Trespass might have my favourite bit of IMDB trivia: “There are no women whatsover in this movie”. Yep, this one’s very much dude-powered all the way, notable for starring two Bills (William Sadler, Bill Paxton) and two Ices (Ice T, Ice Cube) in the leads. The former are two Arkansas firemen who stumble onto a treasure map and end up stepping on the East St Louis gangland turf of the latter, and all hell breaks loose.
Bob Gale and Robert Zemeckis’ script is fashioned like The Treasure of Sierra Madre, updated with nervy, early-‘90s race relation tensions (the Rodney King riots necessitated a title change from Looters to Trespass), but make no mistake, this isn’t a trenchant social commentary flick, it’s mainly a brutal, rough-and-tumble confined-space actioner about greedy people after gold – and more the gangsta pulp of New Jack City than the urban realism of Boyz n the Hood. It’s also a whole lot kitschier today (those goddamn chunk Motorola cellphones), but no less entertaining watching out-of-their-element hicks Sadler/Paxton running from the artillery-heavy, blinged-out T/Cube crew.

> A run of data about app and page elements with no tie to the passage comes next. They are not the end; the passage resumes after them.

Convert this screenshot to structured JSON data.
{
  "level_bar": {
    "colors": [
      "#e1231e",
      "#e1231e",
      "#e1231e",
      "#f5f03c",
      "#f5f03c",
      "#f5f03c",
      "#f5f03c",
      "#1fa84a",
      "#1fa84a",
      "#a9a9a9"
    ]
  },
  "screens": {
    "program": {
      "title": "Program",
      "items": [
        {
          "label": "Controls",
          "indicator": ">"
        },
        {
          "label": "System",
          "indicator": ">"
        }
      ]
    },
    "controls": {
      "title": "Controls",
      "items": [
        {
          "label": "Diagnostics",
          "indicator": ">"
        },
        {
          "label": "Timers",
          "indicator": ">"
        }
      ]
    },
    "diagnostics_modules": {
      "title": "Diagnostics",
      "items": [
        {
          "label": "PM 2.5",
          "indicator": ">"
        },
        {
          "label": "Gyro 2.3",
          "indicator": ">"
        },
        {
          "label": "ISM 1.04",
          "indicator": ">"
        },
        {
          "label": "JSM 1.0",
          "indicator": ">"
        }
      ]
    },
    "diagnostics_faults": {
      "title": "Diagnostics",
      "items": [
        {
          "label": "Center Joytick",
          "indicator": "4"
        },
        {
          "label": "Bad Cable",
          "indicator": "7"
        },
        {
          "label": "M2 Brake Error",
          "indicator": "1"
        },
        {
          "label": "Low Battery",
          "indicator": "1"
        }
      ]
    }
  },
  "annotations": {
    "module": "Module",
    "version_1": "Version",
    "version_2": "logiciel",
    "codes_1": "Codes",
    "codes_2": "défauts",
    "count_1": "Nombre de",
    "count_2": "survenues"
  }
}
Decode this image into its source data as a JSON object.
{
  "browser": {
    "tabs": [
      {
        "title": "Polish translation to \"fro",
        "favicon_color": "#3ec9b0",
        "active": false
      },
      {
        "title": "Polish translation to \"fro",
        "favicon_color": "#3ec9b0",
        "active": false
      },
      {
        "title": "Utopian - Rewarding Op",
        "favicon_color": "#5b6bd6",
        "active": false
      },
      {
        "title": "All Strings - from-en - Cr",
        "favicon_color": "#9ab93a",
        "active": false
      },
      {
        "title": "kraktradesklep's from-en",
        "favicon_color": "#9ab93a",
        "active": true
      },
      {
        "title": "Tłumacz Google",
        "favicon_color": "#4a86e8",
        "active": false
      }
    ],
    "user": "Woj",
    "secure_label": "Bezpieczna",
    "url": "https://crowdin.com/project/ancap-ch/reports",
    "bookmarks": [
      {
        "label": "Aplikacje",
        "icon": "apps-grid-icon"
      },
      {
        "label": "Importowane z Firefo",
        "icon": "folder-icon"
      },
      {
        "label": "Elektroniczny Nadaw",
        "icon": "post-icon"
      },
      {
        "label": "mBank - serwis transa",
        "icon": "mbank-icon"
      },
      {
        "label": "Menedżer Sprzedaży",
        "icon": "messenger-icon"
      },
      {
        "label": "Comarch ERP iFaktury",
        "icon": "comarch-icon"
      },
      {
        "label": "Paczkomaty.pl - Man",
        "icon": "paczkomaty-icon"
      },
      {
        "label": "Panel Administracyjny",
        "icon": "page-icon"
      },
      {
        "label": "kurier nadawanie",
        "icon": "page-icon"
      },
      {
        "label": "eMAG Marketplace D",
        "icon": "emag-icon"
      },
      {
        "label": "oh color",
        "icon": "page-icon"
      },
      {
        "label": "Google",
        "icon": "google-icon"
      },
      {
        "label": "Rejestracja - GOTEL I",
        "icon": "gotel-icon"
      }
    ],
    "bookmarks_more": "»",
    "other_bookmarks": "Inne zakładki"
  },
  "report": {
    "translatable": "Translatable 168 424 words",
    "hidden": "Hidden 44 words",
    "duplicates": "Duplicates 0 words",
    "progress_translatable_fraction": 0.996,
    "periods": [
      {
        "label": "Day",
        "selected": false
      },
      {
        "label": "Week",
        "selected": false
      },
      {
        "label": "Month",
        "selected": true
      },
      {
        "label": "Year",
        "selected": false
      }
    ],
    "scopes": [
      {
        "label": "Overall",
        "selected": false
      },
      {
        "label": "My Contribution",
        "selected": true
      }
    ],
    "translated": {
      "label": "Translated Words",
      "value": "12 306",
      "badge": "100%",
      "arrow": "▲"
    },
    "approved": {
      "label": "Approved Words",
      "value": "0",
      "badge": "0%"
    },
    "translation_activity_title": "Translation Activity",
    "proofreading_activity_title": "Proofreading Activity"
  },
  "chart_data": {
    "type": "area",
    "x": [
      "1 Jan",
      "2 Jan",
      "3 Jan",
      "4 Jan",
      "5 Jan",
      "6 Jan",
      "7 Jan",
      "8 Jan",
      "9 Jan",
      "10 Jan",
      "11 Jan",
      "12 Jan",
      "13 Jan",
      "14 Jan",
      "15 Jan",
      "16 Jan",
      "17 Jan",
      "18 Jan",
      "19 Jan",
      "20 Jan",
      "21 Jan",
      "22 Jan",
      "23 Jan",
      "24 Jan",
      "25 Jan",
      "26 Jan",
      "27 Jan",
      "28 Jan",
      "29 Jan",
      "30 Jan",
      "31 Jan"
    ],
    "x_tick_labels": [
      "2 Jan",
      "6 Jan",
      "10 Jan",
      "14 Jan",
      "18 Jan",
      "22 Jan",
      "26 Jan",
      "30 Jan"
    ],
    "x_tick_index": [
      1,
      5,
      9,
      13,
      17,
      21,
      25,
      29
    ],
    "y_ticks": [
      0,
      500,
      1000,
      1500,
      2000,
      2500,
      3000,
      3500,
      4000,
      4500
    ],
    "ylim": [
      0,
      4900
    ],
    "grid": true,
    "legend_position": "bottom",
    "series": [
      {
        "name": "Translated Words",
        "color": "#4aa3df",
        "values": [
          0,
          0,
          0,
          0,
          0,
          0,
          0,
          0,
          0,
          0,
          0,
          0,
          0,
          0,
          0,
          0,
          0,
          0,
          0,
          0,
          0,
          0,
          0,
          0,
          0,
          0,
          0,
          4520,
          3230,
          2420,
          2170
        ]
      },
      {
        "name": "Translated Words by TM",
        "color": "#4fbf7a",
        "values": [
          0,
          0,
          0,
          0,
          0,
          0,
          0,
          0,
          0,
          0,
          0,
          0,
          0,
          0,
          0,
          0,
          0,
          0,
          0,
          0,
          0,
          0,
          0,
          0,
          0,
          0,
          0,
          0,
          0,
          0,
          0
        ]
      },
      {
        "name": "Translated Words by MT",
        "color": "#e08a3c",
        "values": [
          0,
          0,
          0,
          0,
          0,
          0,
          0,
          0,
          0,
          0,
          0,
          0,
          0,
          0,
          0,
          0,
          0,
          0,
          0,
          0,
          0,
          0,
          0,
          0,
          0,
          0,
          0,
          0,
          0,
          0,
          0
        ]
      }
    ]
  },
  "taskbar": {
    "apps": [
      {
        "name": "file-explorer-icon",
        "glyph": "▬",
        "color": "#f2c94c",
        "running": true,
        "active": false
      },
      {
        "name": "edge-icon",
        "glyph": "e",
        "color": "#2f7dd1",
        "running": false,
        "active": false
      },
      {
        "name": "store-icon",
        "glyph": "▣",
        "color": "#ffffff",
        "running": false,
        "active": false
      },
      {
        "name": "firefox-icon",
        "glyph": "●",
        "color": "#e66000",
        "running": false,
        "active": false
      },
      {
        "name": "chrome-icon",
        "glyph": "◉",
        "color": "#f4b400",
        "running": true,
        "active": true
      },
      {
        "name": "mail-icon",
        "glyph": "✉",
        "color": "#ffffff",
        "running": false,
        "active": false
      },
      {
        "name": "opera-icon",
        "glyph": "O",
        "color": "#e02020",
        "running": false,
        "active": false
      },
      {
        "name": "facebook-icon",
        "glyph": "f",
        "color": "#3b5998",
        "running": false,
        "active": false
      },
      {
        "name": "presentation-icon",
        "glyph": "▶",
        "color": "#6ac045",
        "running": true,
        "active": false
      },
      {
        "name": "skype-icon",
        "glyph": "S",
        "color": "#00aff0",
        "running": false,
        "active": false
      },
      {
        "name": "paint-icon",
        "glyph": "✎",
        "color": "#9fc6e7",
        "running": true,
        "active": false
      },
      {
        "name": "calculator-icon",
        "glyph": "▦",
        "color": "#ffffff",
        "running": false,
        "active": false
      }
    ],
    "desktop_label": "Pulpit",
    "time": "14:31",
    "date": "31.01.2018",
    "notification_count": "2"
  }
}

*It’s worth noting that Hill did some fine TV work directing the pilot of HBO’s Deadwood and the Robert Duvall miniseries Broken Trail.